  3. Then, an Agreement for Use and Possession between the trustee and the new co-beneficiary is created, whereupon the IRS, and most states (Tennessee and Louisiana not withstanding), characterize the resident beneficiary as an owner of an “IRC -163 Qualified Property,” even though the real estate has itself been converted by the land trust to personalty. [See IRC -163(h)4(D) pertinent to real property held in estates and certain trusts, in which ownership is characterized as personal property]

Start by identifying the “Don’t Wanters”, whose owners, in order to alleviate their burdens, would keep the existing financing for a while. The newspaper is chock full of these properties under: “Tired Landlords,’ ‘Exasperated For-Sale-by-Owners’ and ‘The Very Desperate!”

Next, advertise for the “Must Havers” who-for ownership and tax deduction without Loan Qualifying or Down Payment-will eagerly assume the responsibilities of home ownership (the ad might begin: “The Benefits of Home Ownership can be Yours-No Bank Qualifying-No Down-Closing Costs Only”).

The “Don’t-Wanters” and the “Must Havers” are in endless supply! To help them both, and make money in the process, one need merely seek them out and stand in the middle.

Then order the book NO DOWN, NO NEW LOAN

For assistance with your transactions please call toll free 1.800.409.3444 ext 102 or  e-mail

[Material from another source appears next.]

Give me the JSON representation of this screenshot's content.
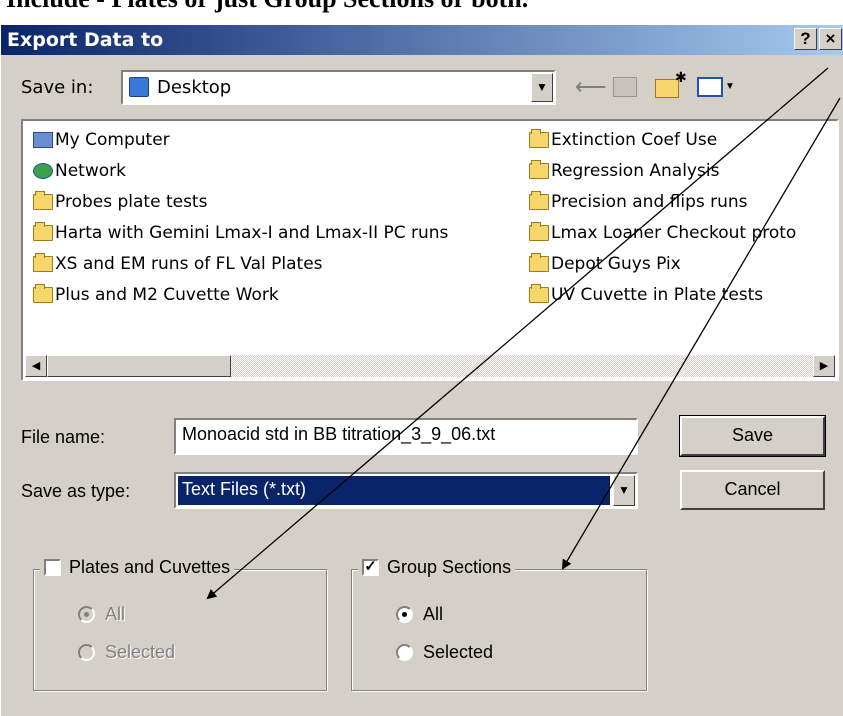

  • All documentation, consultation and trust set up –  Fee Schedule provided upon request
  • We will speak with your clients, buyers, sellers and brokers to help facilitate your transaction
  • Establishment of the requisite Corporate Trustee
  • Bonded collection service. Collection and impounding of all monthly payments, and disbursement to all payees, plus notary, recording and special mailing, if any  Legal services (evictions, foreclosure, substitutions, assignments, delivery, etc.) – Fee Schedule upon request

Note: We are not a law firm, accountancy or real estate brokerage. All interested and/or inquiring parties are encouraged (directed) to seek independent legal, accounting and real estate agency advice and representation relative to the EHTrust(tm) or doing business with our company.